Paul Ford’s Uncle Henry comes off at first as impatient and angry, but as Aunt Em makes clear, he is only nervous about the approaching cyclone. His smile upon Dorothy’s return shows how much he truly loves his niece.
Milton Berle’s Lion is pretty much just a leonine version of Berle himself, full of bluster and wisecracks. Despite his resurgence of cowardice (and to be sure, that would be consistent with the books, in which the “courage” the Wizard gave the Lion didn’t last), he remains loveable.
Risë Stevens presents possibly one of the most accurate Glindas ever put into a dramatization. Her calm and serenity in the face of impending danger are straight out of the literary Glinda’s personality, and her commanding voice when conjuring leaves no doubt as to who is the most powerful sorceress in Oz.
The team of Larry Storch (speaking) and Danny Thomas (singing) combine for an easygoing, kind-hearted metal monarch. As with the Lion, the Tinman’s “chickening out” (as Woodenhead rightly calls it) shows a not-very-bold heart, but that is the fault of the writers, not the performers.
Paul Lynde, eschewing his trademark sarcastic delivery (for the most part), gives Pumpkinhead an innocent, childlike, and yet quietly wise demeanor quite in line with Jack Pumpkinhead of the books. It’s easy to empathize with Dorothy when she thinks he is dead.
What can be said about Ethel Merman as Mombi? It is one of the best bits of casting in a movie full of perfectly chosen actors and actresses. Never one for underplaying, she attacks the role with gusto, filling every line and song with witchy delight. And despite her anger at losing her cousin the Wicked Witch of the West, she is not afraid to outdo her late cousin, who never got to sing in the MGM Wizard, by singing not one, but two songs.
Herschel Bernardi, playing less an adaptation of the sawhorse and more a male relative of Merry Go Round, is sarcastic, acerbic, and yet loyal and brave. And he seems to come from da same part o’ Oz as Bert Lahr’s Cowardly Lion.
Omby Amby (the name, by the way, is not used in the movie, but it does appear in the Journey Back to Oz cast list given on the Internet Movie Database), even with red whiskers, is well played by Dal McKennon. Not given a whole lot to do, McKennon nevertheless does a lot with it, creating a stalwart, if slightly befuddled, Royal Army of Oz.
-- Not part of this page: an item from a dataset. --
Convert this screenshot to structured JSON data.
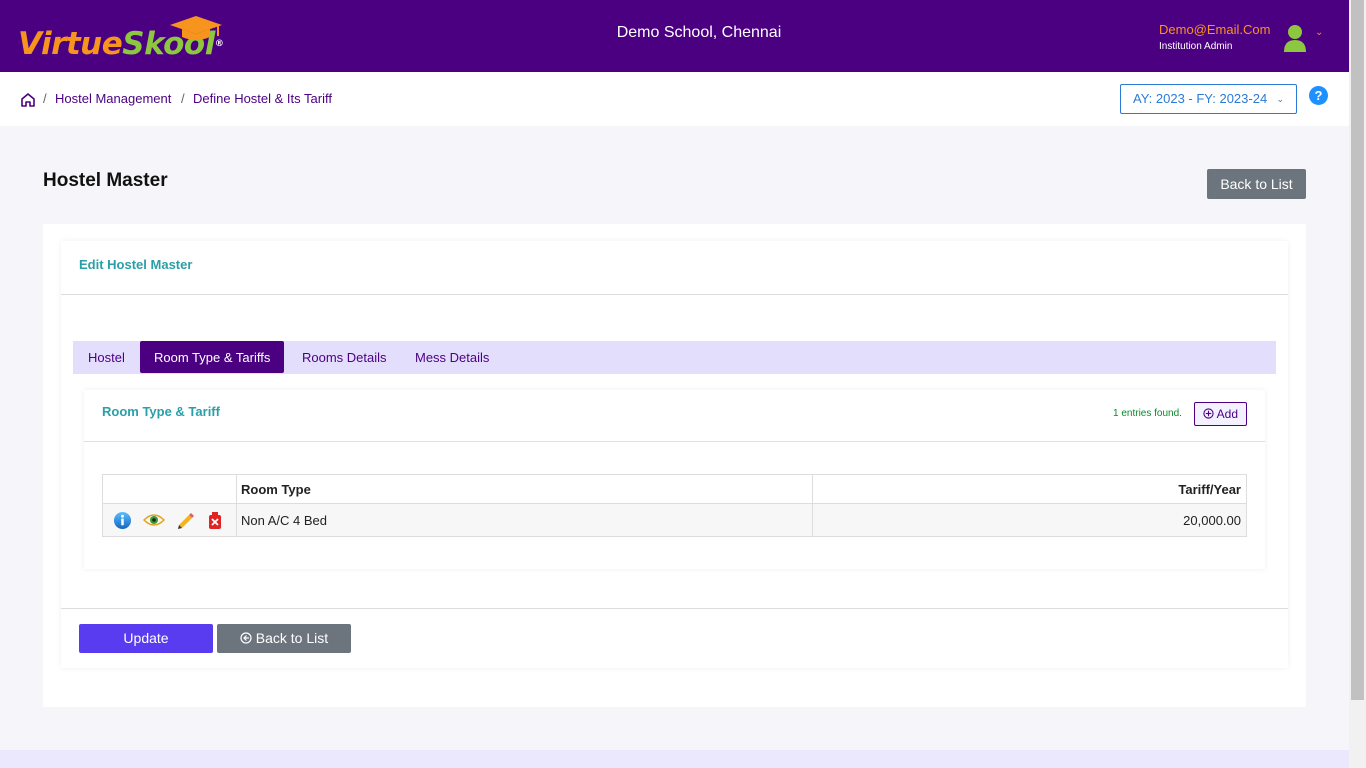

Jack E. Leonard as the Signpost is definitely befuddled, and hilariously so. His parting words to Dorothy are, “If you get lost again, just look me up. Uh, by the way, gimme a call when you do.”
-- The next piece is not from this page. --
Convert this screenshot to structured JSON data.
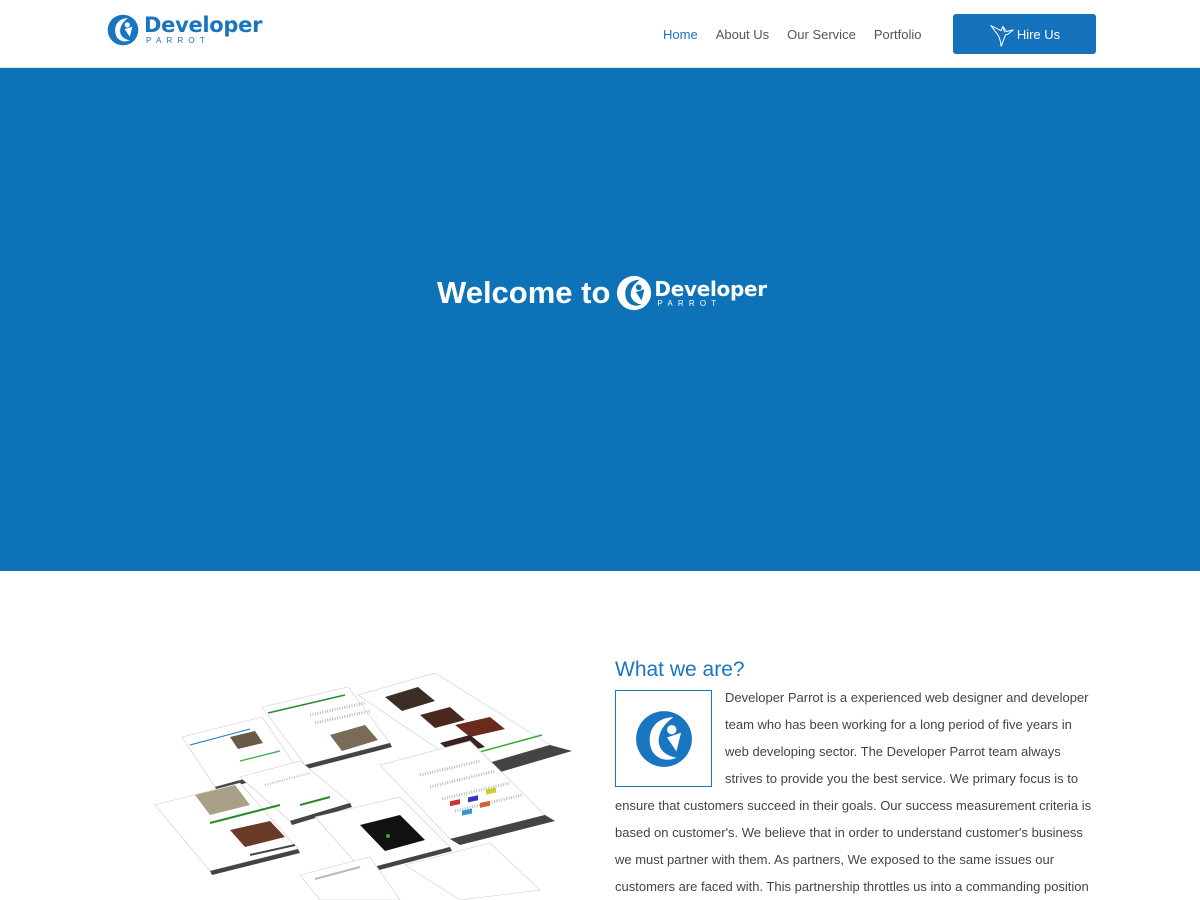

Mel Blanc as the Crow? It’s Mel Blanc. How can it not be a good performance?